▶ [WORK REQUIRED] Return the entries verbatim and drop every picture.

[Data extracted from a collection]
##############################

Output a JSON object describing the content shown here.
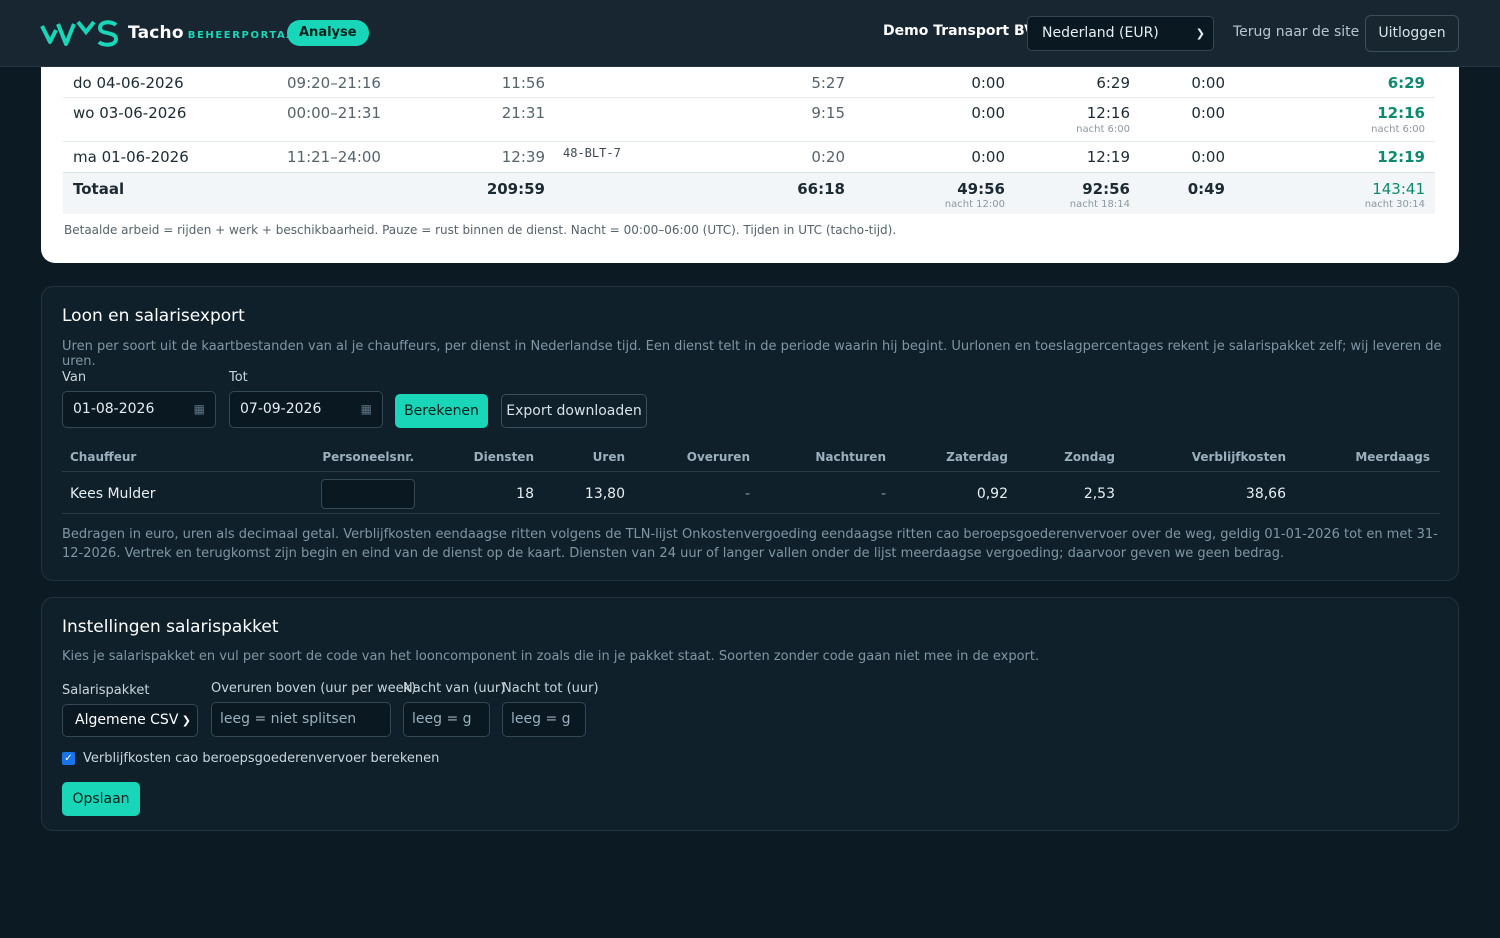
{
  "header": {
    "brand": "Tacho",
    "brand_sub": "BEHEERPORTAAL",
    "badge": "Analyse",
    "company": "Demo Transport BV",
    "region": "Nederland (EUR)",
    "back_link": "Terug naar de site",
    "logout": "Uitloggen"
  },
  "shifts": {
    "rows": [
      {
        "date": "do 04-06-2026",
        "time": "09:20–21:16",
        "duration": "11:56",
        "plate": "",
        "driving": "5:27",
        "work": "0:00",
        "paid": "6:29",
        "paid_night": "",
        "pause": "0:00",
        "total": "6:29",
        "total_night": ""
      },
      {
        "date": "wo 03-06-2026",
        "time": "00:00–21:31",
        "duration": "21:31",
        "plate": "",
        "driving": "9:15",
        "work": "0:00",
        "paid": "12:16",
        "paid_night": "nacht 6:00",
        "pause": "0:00",
        "total": "12:16",
        "total_night": "nacht 6:00"
      },
      {
        "date": "ma 01-06-2026",
        "time": "11:21–24:00",
        "duration": "12:39",
        "plate": "48-BLT-7",
        "driving": "0:20",
        "work": "0:00",
        "paid": "12:19",
        "paid_night": "",
        "pause": "0:00",
        "total": "12:19",
        "total_night": ""
      }
    ],
    "total": {
      "label": "Totaal",
      "duration": "209:59",
      "driving": "66:18",
      "work": "49:56",
      "work_night": "nacht 12:00",
      "paid": "92:56",
      "paid_night": "nacht 18:14",
      "pause": "0:49",
      "total": "143:41",
      "total_night": "nacht 30:14"
    },
    "footnote": "Betaalde arbeid = rijden + werk + beschikbaarheid. Pauze = rust binnen de dienst. Nacht = 00:00–06:00 (UTC). Tijden in UTC (tacho-tijd)."
  },
  "payroll": {
    "title": "Loon en salarisexport",
    "description": "Uren per soort uit de kaartbestanden van al je chauffeurs, per dienst in Nederlandse tijd. Een dienst telt in de periode waarin hij begint. Uurlonen en toeslagpercentages rekent je salarispakket zelf; wij leveren de uren.",
    "from_label": "Van",
    "from_value": "01-08-2026",
    "to_label": "Tot",
    "to_value": "07-09-2026",
    "calculate": "Berekenen",
    "export": "Export downloaden",
    "columns": [
      "Chauffeur",
      "Personeelsnr.",
      "Diensten",
      "Uren",
      "Overuren",
      "Nachturen",
      "Zaterdag",
      "Zondag",
      "Verblijfkosten",
      "Meerdaags"
    ],
    "row": {
      "driver": "Kees Mulder",
      "shifts": "18",
      "hours": "13,80",
      "overtime": "-",
      "night": "-",
      "saturday": "0,92",
      "sunday": "2,53",
      "allowance": "38,66"
    },
    "note": "Bedragen in euro, uren als decimaal getal. Verblijfkosten eendaagse ritten volgens de TLN-lijst Onkostenvergoeding eendaagse ritten cao beroepsgoederenvervoer over de weg, geldig 01-01-2026 tot en met 31-12-2026. Vertrek en terugkomst zijn begin en eind van de dienst op de kaart. Diensten van 24 uur of langer vallen onder de lijst meerdaagse vergoeding; daarvoor geven we geen bedrag."
  },
  "settings": {
    "title": "Instellingen salarispakket",
    "description": "Kies je salarispakket en vul per soort de code van het looncomponent in zoals die in je pakket staat. Soorten zonder code gaan niet mee in de export.",
    "package_label": "Salarispakket",
    "package_value": "Algemene CSV",
    "overtime_label": "Overuren boven (uur per week)",
    "overtime_placeholder": "leeg = niet splitsen",
    "night_from_label": "Nacht van (uur)",
    "night_from_placeholder": "leeg = g",
    "night_to_label": "Nacht tot (uur)",
    "night_to_placeholder": "leeg = g",
    "checkbox_label": "Verblijfkosten cao beroepsgoederenvervoer berekenen",
    "save": "Opslaan"
  },
  "colors": {
    "accent": "#1ad6b8",
    "background": "#0c1a24",
    "positive": "#0c8a6f"
  }
}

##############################

▶ [EXERCISE OUTPUT]
Output a JSON object describing the content shown here.
{
  "header": {
    "brand": "Tacho",
    "brand_sub": "BEHEERPORTAAL",
    "badge": "Analyse",
    "company": "Demo Transport BV",
    "region": "Nederland (EUR)",
    "back_link": "Terug naar de site",
    "logout": "Uitloggen"
  },
  "shifts": {
    "rows": [
      {
        "date": "do 04-06-2026",
        "time": "09:20–21:16",
        "duration": "11:56",
        "plate": "",
        "driving": "5:27",
        "work": "0:00",
        "paid": "6:29",
        "paid_night": "",
        "pause": "0:00",
        "total": "6:29",
        "total_night": ""
      },
      {
        "date": "wo 03-06-2026",
        "time": "00:00–21:31",
        "duration": "21:31",
        "plate": "",
        "driving": "9:15",
        "work": "0:00",
        "paid": "12:16",
        "paid_night": "nacht 6:00",
        "pause": "0:00",
        "total": "12:16",
        "total_night": "nacht 6:00"
      },
      {
        "date": "ma 01-06-2026",
        "time": "11:21–24:00",
        "duration": "12:39",
        "plate": "48-BLT-7",
        "driving": "0:20",
        "work": "0:00",
        "paid": "12:19",
        "paid_night": "",
        "pause": "0:00",
        "total": "12:19",
        "total_night": ""
      }
    ],
    "total": {
      "label": "Totaal",
      "duration": "209:59",
      "driving": "66:18",
      "work": "49:56",
      "work_night": "nacht 12:00",
      "paid": "92:56",
      "paid_night": "nacht 18:14",
      "pause": "0:49",
      "total": "143:41",
      "total_night": "nacht 30:14"
    },
    "footnote": "Betaalde arbeid = rijden + werk + beschikbaarheid. Pauze = rust binnen de dienst. Nacht = 00:00–06:00 (UTC). Tijden in UTC (tacho-tijd)."
  },
  "payroll": {
    "title": "Loon en salarisexport",
    "description": "Uren per soort uit de kaartbestanden van al je chauffeurs, per dienst in Nederlandse tijd. Een dienst telt in de periode waarin hij begint. Uurlonen en toeslagpercentages rekent je salarispakket zelf; wij leveren de uren.",
    "from_label": "Van",
    "from_value": "01-08-2026",
    "to_label": "Tot",
    "to_value": "07-09-2026",
    "calculate": "Berekenen",
    "export": "Export downloaden",
    "columns": [
      "Chauffeur",
      "Personeelsnr.",
      "Diensten",
      "Uren",
      "Overuren",
      "Nachturen",
      "Zaterdag",
      "Zondag",
      "Verblijfkosten",
      "Meerdaags"
    ],
    "row": {
      "driver": "Kees Mulder",
      "shifts": "18",
      "hours": "13,80",
      "overtime": "-",
      "night": "-",
      "saturday": "0,92",
      "sunday": "2,53",
      "allowance": "38,66"
    },
    "note": "Bedragen in euro, uren als decimaal getal. Verblijfkosten eendaagse ritten volgens de TLN-lijst Onkostenvergoeding eendaagse ritten cao beroepsgoederenvervoer over de weg, geldig 01-01-2026 tot en met 31-12-2026. Vertrek en terugkomst zijn begin en eind van de dienst op de kaart. Diensten van 24 uur of langer vallen onder de lijst meerdaagse vergoeding; daarvoor geven we geen bedrag."
  },
  "settings": {
    "title": "Instellingen salarispakket",
    "description": "Kies je salarispakket en vul per soort de code van het looncomponent in zoals die in je pakket staat. Soorten zonder code gaan niet mee in de export.",
    "package_label": "Salarispakket",
    "package_value": "Algemene CSV",
    "overtime_label": "Overuren boven (uur per week)",
    "overtime_placeholder": "leeg = niet splitsen",
    "night_from_label": "Nacht van (uur)",
    "night_from_placeholder": "leeg = g",
    "night_to_label": "Nacht tot (uur)",
    "night_to_placeholder": "leeg = g",
    "checkbox_label": "Verblijfkosten cao beroepsgoederenvervoer berekenen",
    "save": "Opslaan"
  },
  "colors": {
    "accent": "#1ad6b8",
    "background": "#0c1a24",
    "positive": "#0c8a6f"
  }
}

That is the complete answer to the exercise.